UMass-Boston: Chancellor-Elect Suarez-Orozco Establishes Endowed George Floyd Honorary Scholarship
BOSTON, Massachusetts, July 28 -- The University of Massachusetts Boston campus issued the following news: UMass Boston announced that Chancellor-Elect Marcelo Suarez-Orozco and his wife, Carola, have established an endowed George Floyd Honorary Scholarship Fund to provide financial support to talented students who otherwise may find it difficult or impossible to pay for a college education. Seeded by a $50,000 pledge from Suarez-Orozco, the fund has already exceeded $100,000 in commitments. "  more

University of Massachusetts: Expert - Trump 'Throws Gasoline on Fire' With Bid to Delay Election
LOWELL, Massachusetts, July 31 -- The University of Massachusetts Lowell campus issued the following news release on July 30: President Donald Trump's bid to delay the presidential election due to concerns over potential voter fraud is a political tactic designed to create doubt and mistrust among voters, according to a politics expert available for interviews. Via Twitter today, Trump suggested the election on Tuesday, Nov. 3 should be postponed, claiming mail-in voting options during the cor  more

University of Massachusetts: New Printing Process Advances 3D Capabilities
LOWELL, Massachusetts, July 31 -- The University of Massachusetts Lowell campus issued the following news release: More durable prosthetics and medical devices for patients and stronger parts for airplanes and automobiles are just some of the products that could be created through a new 3D printing technology invented by a UMass Lowell researcher.
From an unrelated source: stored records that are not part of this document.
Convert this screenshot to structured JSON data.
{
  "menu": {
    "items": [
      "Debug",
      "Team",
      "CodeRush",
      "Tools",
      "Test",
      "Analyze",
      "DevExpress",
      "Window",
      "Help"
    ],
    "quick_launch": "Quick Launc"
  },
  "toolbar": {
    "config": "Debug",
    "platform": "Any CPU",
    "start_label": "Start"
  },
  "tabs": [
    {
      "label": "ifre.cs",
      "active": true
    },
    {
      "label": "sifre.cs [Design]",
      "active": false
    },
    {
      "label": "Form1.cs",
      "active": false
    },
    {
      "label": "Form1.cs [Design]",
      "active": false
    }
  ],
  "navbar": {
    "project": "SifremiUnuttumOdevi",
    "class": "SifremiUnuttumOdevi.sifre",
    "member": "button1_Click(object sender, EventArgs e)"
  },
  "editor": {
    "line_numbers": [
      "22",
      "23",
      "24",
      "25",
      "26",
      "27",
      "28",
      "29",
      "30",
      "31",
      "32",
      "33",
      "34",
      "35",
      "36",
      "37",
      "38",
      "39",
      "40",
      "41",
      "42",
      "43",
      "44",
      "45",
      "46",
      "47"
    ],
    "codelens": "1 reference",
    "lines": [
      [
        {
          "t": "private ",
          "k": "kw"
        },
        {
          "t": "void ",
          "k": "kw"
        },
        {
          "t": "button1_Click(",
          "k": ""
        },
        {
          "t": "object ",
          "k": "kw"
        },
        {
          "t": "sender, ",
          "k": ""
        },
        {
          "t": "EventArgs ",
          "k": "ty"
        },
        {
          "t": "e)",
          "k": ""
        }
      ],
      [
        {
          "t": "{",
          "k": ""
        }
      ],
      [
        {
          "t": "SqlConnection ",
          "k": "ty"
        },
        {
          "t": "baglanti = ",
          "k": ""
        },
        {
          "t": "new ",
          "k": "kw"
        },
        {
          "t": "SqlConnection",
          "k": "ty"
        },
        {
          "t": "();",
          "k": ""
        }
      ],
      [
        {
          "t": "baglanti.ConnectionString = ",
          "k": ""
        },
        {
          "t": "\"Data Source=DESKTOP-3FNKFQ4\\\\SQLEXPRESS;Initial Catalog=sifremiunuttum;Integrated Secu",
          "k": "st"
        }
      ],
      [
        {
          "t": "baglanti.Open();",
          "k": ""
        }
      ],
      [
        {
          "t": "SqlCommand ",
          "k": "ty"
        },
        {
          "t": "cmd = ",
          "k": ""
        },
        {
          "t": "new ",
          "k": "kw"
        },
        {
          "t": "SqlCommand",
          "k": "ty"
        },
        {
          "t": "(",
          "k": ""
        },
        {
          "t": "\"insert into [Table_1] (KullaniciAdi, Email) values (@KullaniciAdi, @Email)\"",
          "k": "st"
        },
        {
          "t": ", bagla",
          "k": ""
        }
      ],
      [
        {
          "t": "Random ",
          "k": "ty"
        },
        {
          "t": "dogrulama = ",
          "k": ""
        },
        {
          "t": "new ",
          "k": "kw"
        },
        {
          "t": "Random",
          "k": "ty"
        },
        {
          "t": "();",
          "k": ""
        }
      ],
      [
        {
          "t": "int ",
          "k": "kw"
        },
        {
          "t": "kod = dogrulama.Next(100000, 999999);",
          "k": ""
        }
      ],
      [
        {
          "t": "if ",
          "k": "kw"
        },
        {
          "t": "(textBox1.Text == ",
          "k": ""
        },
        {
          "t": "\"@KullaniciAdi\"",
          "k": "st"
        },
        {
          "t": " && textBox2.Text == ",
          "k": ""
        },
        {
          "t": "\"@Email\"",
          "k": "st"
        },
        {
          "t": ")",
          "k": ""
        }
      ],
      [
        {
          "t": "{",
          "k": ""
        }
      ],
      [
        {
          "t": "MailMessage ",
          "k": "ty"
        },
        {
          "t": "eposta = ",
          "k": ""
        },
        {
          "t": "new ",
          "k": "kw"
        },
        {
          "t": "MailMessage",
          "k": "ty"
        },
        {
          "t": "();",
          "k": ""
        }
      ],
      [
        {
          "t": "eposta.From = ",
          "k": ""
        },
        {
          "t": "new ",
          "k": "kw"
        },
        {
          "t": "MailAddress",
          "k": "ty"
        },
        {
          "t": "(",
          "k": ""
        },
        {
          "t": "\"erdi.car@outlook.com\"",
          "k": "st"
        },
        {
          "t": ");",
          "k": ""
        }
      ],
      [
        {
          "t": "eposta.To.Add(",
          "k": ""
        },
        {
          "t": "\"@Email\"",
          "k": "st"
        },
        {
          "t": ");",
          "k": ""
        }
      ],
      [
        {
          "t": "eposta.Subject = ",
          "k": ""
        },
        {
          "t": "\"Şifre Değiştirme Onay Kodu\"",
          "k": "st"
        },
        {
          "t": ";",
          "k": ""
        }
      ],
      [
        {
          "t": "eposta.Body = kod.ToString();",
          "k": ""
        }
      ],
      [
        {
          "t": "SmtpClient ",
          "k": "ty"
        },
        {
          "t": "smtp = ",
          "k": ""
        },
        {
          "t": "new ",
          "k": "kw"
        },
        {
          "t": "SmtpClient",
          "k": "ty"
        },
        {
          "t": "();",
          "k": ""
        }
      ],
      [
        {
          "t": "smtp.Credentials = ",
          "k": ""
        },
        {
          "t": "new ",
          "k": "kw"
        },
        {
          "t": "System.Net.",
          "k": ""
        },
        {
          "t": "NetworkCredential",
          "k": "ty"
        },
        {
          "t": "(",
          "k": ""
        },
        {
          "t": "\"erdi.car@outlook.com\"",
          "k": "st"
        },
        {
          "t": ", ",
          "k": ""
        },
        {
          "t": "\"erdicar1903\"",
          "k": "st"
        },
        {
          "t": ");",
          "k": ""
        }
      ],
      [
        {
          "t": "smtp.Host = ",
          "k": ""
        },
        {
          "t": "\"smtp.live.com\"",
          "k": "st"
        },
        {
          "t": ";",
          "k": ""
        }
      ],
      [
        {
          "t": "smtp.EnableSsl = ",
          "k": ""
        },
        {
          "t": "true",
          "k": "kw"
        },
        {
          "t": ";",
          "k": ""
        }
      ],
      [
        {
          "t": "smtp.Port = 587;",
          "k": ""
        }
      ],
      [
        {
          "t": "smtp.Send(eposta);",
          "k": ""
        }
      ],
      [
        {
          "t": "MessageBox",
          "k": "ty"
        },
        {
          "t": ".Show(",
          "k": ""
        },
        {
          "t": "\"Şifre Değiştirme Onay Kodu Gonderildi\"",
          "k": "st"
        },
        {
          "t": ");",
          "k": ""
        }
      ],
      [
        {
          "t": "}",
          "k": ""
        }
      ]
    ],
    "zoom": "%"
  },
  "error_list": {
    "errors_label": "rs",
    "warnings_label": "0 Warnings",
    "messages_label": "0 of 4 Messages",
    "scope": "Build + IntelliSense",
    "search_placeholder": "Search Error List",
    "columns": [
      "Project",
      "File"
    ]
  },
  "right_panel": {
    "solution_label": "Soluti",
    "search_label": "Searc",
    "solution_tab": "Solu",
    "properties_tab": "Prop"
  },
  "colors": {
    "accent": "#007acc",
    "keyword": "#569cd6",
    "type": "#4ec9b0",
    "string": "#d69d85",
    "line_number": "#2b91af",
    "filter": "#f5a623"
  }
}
Substances such as plastics, metals and wax are used in 3D printers to make products and parts for larger items, as the practice has disrupted the   more

Westfield State University Names Usher as Interim Assistant Dean of Student Success for the College of Graduate and Continuing Education
WESTFIELD, Massachusetts, July 28 -- Westfield State University issued the following news: Westfield State University has appointed Dominick Usher as the interim assistant dean of student success for the College of Graduate and Continuing Education (CGCE). Usher comes to the University with an extensive background in higher education, including academic advising and admissions/enrollment positions for 10 years at New York University (NYU), Long Island University (Brooklyn campus), and the Bard  more

Worcester Polytechnic Institute Chemical Engineer Receives Grants Totaling More Than $2M to Speed, Ease Genetic Engineering
WORCESTER, Massachusetts, July 28 -- Worcester Polytechnic Institute issued the following news release: A Worcester Polytechnic Institute (WPI) chemical engineer has received four separate grants totaling more than $2 million to support his research into using yeast and fungi to take on significant genetic engineering challenges. Through his research in synthetic biology, Eric Young, the Leonard P. Kinnicutt Assistant Professor of Chemical Engineering at WPI, aims to engineer organisms to make   more